Punjab Cabinet mulls changes in excise policy and labour laws as state moves towards economic and industrial revival
Ministers seek detailed proposal from excise dept, CM directs industry dept to take all welfare steps to retain labour
Chandigarh: The Punjab Government is mulling changes in the excise policy and the labour laws in the light of the impact of COVID, amid efforts to revive the state’s battered economy and industry.
The issues came up for discussion before the Council of Ministers which met here on Friday under the chairmanship of Chief Minister Captain Amarinder Singh, who reiterated that the decision on contribution to the CM Covid Relief Fund should be voluntary for government employees, just as it had been for other categories.
On the Excise Policy front, the Cabinet sought the precise details of the COVID and lockdown implications for the policy and its execution. The Excise Department has been asked to review the policy in this context and bring a detailed proposal before the Council of Ministers, which will meet again tomorrow to further discuss the issue.
Terming the prevailing situation as extraordinary, the Cabinet felt that all possible options should be explored to put the excise industry back on its feet, especially given its importance to the state’s revenue model.
Underlining the need for industry to retain labour and prevent the migrant workers from leaving Punjab, the Chief Minister directed the Industry Minister to take all possible welfare measures to ensure that they are well taken care of. The Cabinet welcomed the opening of another 9500 industrial units in the wake of the easing of lockdown restrictions.
Captain Amarinder said it was a good sign that with the industry opening, 35% of those who had registered for return back home had decided to stay back in Punjab for now. He also directed the department to aggressive pursue the development of the four industrial parks already announced by the state government in the budget for this fiscal. There was significant potential for attracting industry, particularly in the field of Pharmaceuticals Pesticides, with many countries shifting their operations out of China, the Cabinet noted.
The Council of Ministers also agreed on staggering the paddy cultivation operations in view of the shortage of migrant labourers.
Amid concerns over women with small children (under 5 years of age) deployed on COVID frontline duties, the Chief Minister asked the Chief Secretary to discuss the matter with various departments and formulate necessary guidelines to ensure the protection of such women.
Transfer policy for non-teaching school staff approved
Meanwhile, the Cabinet approved the transfer policy for non-teaching staff of the School Education Department, with the same set to be effective from academic session 2020-21 i.e 01.04.2020.
Under the policy, schools/offices have been categorized in five zones, and transfers would be carried out only once a year, in an objective manner through a merit-based software.

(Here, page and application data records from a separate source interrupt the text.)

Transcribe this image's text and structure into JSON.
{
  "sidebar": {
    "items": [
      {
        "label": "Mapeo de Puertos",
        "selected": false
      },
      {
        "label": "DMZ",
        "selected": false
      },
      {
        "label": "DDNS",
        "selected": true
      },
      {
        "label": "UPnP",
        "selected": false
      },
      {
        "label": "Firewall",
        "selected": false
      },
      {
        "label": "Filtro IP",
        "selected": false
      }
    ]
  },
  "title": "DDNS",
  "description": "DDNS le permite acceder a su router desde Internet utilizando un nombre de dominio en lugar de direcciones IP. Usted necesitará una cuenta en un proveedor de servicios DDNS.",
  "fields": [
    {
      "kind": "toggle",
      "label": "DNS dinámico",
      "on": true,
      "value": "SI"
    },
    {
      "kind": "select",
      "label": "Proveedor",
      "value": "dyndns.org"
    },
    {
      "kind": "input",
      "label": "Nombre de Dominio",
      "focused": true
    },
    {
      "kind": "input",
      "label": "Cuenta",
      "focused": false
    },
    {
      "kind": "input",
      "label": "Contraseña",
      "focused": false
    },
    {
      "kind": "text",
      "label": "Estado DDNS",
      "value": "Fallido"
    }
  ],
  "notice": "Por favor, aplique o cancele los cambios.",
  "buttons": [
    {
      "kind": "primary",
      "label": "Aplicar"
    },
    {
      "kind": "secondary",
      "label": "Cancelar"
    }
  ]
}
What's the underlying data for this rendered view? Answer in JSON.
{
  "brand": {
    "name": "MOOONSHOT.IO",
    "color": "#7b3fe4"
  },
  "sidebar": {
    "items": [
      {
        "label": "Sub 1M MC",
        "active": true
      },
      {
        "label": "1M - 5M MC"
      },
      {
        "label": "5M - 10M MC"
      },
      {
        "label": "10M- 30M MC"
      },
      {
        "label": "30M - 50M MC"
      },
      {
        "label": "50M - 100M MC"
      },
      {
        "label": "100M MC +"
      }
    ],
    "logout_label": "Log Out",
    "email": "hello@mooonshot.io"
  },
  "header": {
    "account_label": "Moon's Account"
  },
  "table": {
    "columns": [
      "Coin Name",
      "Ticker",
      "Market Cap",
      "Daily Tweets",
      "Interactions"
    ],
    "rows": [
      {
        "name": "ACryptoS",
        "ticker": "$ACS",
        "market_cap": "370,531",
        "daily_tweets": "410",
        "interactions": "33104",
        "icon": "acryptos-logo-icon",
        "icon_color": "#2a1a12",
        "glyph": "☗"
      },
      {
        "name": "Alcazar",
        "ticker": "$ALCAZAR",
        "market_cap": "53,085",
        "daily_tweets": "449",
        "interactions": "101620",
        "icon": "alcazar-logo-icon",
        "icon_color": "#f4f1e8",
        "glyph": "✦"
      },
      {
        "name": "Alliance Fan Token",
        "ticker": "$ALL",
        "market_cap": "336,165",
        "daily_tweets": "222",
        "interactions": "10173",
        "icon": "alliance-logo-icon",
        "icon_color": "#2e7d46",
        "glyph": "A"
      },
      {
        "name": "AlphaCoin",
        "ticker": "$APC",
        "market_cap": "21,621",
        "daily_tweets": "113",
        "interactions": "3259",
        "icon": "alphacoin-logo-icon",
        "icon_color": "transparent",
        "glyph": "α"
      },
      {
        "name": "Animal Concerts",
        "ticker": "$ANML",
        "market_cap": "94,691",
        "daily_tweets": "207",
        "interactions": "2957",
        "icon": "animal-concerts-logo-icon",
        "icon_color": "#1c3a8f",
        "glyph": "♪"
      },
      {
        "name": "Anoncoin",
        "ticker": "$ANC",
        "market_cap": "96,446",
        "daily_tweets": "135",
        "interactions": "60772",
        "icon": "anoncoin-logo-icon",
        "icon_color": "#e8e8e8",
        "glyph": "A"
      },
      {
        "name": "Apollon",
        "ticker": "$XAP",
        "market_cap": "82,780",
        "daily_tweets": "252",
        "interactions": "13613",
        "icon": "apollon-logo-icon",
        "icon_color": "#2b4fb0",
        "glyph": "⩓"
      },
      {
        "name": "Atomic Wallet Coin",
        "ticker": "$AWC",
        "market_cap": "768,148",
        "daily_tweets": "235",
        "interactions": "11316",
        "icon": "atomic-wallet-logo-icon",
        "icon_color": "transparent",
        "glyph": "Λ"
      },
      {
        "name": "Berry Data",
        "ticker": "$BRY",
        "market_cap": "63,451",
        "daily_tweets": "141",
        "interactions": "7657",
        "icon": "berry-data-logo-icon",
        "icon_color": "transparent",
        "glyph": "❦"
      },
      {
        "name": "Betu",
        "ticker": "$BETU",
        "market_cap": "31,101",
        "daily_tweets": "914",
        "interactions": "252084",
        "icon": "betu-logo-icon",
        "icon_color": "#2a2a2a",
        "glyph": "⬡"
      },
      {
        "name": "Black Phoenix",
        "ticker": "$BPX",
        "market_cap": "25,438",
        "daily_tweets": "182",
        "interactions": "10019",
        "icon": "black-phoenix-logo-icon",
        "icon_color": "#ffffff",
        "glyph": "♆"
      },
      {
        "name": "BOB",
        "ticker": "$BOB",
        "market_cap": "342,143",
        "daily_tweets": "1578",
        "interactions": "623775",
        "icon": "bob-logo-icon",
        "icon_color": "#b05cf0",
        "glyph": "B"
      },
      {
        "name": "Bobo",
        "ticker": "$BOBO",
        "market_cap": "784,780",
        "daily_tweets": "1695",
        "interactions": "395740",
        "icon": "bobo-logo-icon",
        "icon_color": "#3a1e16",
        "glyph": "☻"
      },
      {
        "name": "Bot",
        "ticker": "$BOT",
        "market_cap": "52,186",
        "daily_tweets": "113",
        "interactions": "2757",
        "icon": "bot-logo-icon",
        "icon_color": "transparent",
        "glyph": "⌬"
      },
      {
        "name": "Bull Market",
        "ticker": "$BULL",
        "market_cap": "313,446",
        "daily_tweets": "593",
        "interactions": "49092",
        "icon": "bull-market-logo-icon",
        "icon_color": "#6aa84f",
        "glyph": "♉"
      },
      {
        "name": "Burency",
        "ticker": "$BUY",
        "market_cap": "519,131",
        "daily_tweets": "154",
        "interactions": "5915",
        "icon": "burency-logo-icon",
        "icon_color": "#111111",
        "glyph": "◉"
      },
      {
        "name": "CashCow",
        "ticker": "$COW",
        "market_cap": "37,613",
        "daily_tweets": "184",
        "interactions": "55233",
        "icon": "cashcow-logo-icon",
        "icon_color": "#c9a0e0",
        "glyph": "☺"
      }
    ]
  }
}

The criteria for deciding the merit would be: 95 points for Length of Service, 55 marks for Special Category Employees and 90 marks for performance etc.
A person working at a station will not be transferred unless he or she completes 5 years of service at a station. In case such an employee has completed 5 years, he or she will be compulsorily transferred as per his/her choice and in case he or she does not give any choice, he / she can be transferred by the Department on its own.